*** Dataset content ***
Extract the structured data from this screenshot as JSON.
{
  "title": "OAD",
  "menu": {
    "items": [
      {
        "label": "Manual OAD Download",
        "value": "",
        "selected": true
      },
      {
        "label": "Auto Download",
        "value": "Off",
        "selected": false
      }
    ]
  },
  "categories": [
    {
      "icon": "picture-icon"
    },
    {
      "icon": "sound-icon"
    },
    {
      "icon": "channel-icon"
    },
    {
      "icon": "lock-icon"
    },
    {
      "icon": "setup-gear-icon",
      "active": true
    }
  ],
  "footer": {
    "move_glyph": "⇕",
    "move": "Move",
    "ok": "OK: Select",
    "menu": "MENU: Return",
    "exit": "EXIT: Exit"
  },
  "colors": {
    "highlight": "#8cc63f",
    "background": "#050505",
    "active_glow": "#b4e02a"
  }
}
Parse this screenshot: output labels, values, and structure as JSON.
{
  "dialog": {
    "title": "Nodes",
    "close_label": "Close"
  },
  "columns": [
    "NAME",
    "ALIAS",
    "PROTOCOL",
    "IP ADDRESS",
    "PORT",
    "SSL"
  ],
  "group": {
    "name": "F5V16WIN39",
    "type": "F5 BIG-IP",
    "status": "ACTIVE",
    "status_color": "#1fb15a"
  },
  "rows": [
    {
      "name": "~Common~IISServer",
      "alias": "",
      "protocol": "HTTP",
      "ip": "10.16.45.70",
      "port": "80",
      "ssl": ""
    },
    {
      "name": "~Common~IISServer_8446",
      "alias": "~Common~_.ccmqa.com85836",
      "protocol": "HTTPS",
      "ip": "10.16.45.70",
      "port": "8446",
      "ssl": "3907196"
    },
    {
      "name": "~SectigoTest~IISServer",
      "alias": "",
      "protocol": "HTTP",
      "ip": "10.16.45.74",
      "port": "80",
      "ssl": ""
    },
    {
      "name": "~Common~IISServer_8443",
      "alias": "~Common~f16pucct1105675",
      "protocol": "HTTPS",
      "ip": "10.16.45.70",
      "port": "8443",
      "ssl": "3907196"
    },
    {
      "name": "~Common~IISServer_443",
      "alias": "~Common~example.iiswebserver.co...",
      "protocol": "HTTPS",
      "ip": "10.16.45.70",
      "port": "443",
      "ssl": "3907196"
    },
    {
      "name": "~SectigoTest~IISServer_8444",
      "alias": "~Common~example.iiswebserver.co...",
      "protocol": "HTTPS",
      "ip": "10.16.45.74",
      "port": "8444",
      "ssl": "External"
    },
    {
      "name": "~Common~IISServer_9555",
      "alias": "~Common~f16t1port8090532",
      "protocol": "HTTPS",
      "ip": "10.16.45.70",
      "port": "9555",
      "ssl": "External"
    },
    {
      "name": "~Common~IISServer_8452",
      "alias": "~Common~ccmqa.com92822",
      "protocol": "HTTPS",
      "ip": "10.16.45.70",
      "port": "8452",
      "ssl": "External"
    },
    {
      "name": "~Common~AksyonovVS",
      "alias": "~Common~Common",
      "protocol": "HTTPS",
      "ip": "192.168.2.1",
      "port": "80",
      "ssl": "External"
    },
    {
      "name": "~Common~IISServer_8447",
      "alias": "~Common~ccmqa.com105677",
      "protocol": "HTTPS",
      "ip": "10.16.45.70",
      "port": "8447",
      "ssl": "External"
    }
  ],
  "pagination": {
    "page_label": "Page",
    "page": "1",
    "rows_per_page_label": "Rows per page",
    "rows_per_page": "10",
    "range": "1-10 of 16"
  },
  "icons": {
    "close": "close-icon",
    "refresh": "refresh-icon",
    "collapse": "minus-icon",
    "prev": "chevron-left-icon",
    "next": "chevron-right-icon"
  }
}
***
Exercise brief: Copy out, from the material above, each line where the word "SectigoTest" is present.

Output of the task:
      "name": "~SectigoTest~IISServer",
      "name": "~SectigoTest~IISServer_8444",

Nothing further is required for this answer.